▸ Your instructions: Using the listing below, count the lines in which "JSON" appears; give the count alone.

▸ Record extracts:
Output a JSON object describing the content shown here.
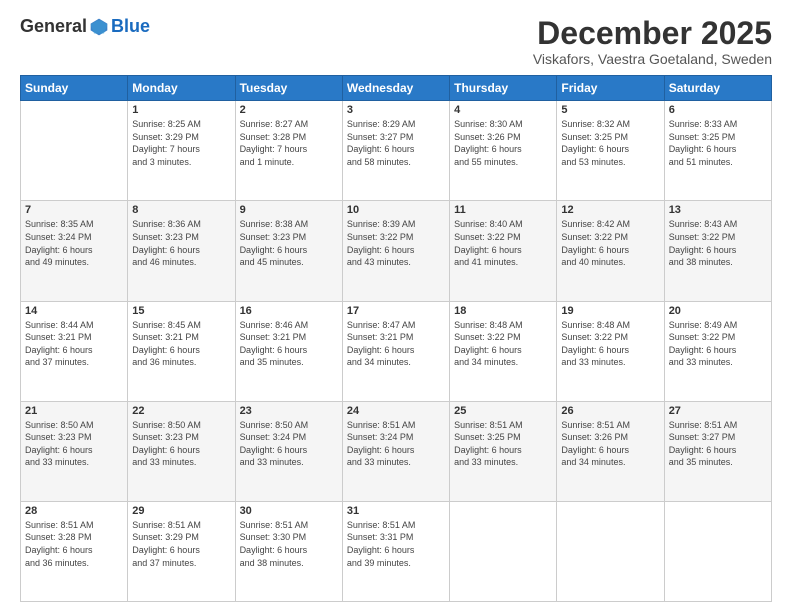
{
  "header": {
    "logo_general": "General",
    "logo_blue": "Blue",
    "month_title": "December 2025",
    "location": "Viskafors, Vaestra Goetaland, Sweden"
  },
  "days_of_week": [
    "Sunday",
    "Monday",
    "Tuesday",
    "Wednesday",
    "Thursday",
    "Friday",
    "Saturday"
  ],
  "weeks": [
    [
      {
        "day": "",
        "info": ""
      },
      {
        "day": "1",
        "info": "Sunrise: 8:25 AM\nSunset: 3:29 PM\nDaylight: 7 hours\nand 3 minutes."
      },
      {
        "day": "2",
        "info": "Sunrise: 8:27 AM\nSunset: 3:28 PM\nDaylight: 7 hours\nand 1 minute."
      },
      {
        "day": "3",
        "info": "Sunrise: 8:29 AM\nSunset: 3:27 PM\nDaylight: 6 hours\nand 58 minutes."
      },
      {
        "day": "4",
        "info": "Sunrise: 8:30 AM\nSunset: 3:26 PM\nDaylight: 6 hours\nand 55 minutes."
      },
      {
        "day": "5",
        "info": "Sunrise: 8:32 AM\nSunset: 3:25 PM\nDaylight: 6 hours\nand 53 minutes."
      },
      {
        "day": "6",
        "info": "Sunrise: 8:33 AM\nSunset: 3:25 PM\nDaylight: 6 hours\nand 51 minutes."
      }
    ],
    [
      {
        "day": "7",
        "info": "Sunrise: 8:35 AM\nSunset: 3:24 PM\nDaylight: 6 hours\nand 49 minutes."
      },
      {
        "day": "8",
        "info": "Sunrise: 8:36 AM\nSunset: 3:23 PM\nDaylight: 6 hours\nand 46 minutes."
      },
      {
        "day": "9",
        "info": "Sunrise: 8:38 AM\nSunset: 3:23 PM\nDaylight: 6 hours\nand 45 minutes."
      },
      {
        "day": "10",
        "info": "Sunrise: 8:39 AM\nSunset: 3:22 PM\nDaylight: 6 hours\nand 43 minutes."
      },
      {
        "day": "11",
        "info": "Sunrise: 8:40 AM\nSunset: 3:22 PM\nDaylight: 6 hours\nand 41 minutes."
      },
      {
        "day": "12",
        "info": "Sunrise: 8:42 AM\nSunset: 3:22 PM\nDaylight: 6 hours\nand 40 minutes."
      },
      {
        "day": "13",
        "info": "Sunrise: 8:43 AM\nSunset: 3:22 PM\nDaylight: 6 hours\nand 38 minutes."
      }
    ],
    [
      {
        "day": "14",
        "info": "Sunrise: 8:44 AM\nSunset: 3:21 PM\nDaylight: 6 hours\nand 37 minutes."
      },
      {
        "day": "15",
        "info": "Sunrise: 8:45 AM\nSunset: 3:21 PM\nDaylight: 6 hours\nand 36 minutes."
      },
      {
        "day": "16",
        "info": "Sunrise: 8:46 AM\nSunset: 3:21 PM\nDaylight: 6 hours\nand 35 minutes."
      },
      {
        "day": "17",
        "info": "Sunrise: 8:47 AM\nSunset: 3:21 PM\nDaylight: 6 hours\nand 34 minutes."
      },
      {
        "day": "18",
        "info": "Sunrise: 8:48 AM\nSunset: 3:22 PM\nDaylight: 6 hours\nand 34 minutes."
      },
      {
        "day": "19",
        "info": "Sunrise: 8:48 AM\nSunset: 3:22 PM\nDaylight: 6 hours\nand 33 minutes."
      },
      {
        "day": "20",
        "info": "Sunrise: 8:49 AM\nSunset: 3:22 PM\nDaylight: 6 hours\nand 33 minutes."
      }
    ],
    [
      {
        "day": "21",
        "info": "Sunrise: 8:50 AM\nSunset: 3:23 PM\nDaylight: 6 hours\nand 33 minutes."
      },
      {
        "day": "22",
        "info": "Sunrise: 8:50 AM\nSunset: 3:23 PM\nDaylight: 6 hours\nand 33 minutes."
      },
      {
        "day": "23",
        "info": "Sunrise: 8:50 AM\nSunset: 3:24 PM\nDaylight: 6 hours\nand 33 minutes."
      },
      {
        "day": "24",
        "info": "Sunrise: 8:51 AM\nSunset: 3:24 PM\nDaylight: 6 hours\nand 33 minutes."
      },
      {
        "day": "25",
        "info": "Sunrise: 8:51 AM\nSunset: 3:25 PM\nDaylight: 6 hours\nand 33 minutes."
      },
      {
        "day": "26",
        "info": "Sunrise: 8:51 AM\nSunset: 3:26 PM\nDaylight: 6 hours\nand 34 minutes."
      },
      {
        "day": "27",
        "info": "Sunrise: 8:51 AM\nSunset: 3:27 PM\nDaylight: 6 hours\nand 35 minutes."
      }
    ],
    [
      {
        "day": "28",
        "info": "Sunrise: 8:51 AM\nSunset: 3:28 PM\nDaylight: 6 hours\nand 36 minutes."
      },
      {
        "day": "29",
        "info": "Sunrise: 8:51 AM\nSunset: 3:29 PM\nDaylight: 6 hours\nand 37 minutes."
      },
      {
        "day": "30",
        "info": "Sunrise: 8:51 AM\nSunset: 3:30 PM\nDaylight: 6 hours\nand 38 minutes."
      },
      {
        "day": "31",
        "info": "Sunrise: 8:51 AM\nSunset: 3:31 PM\nDaylight: 6 hours\nand 39 minutes."
      },
      {
        "day": "",
        "info": ""
      },
      {
        "day": "",
        "info": ""
      },
      {
        "day": "",
        "info": ""
      }
    ]
  ]
}
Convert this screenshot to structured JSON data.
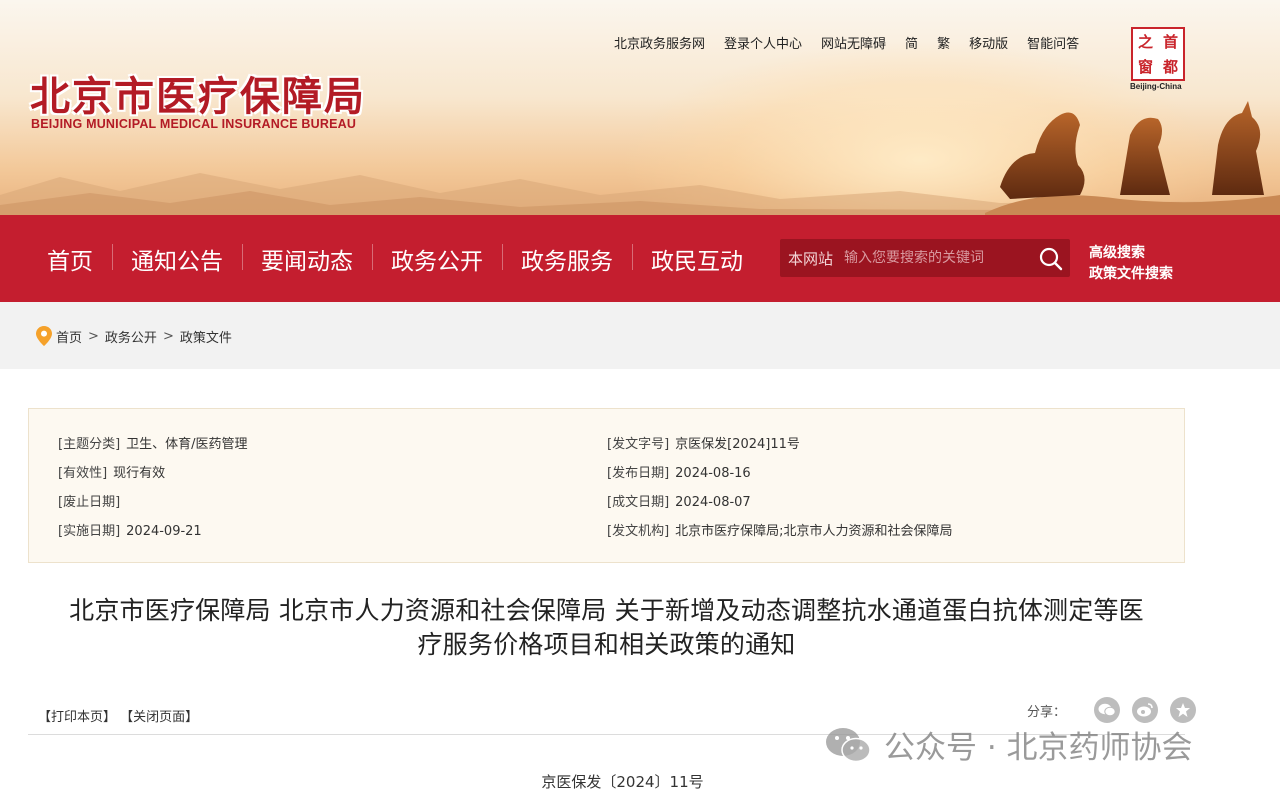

▸ Reply: 2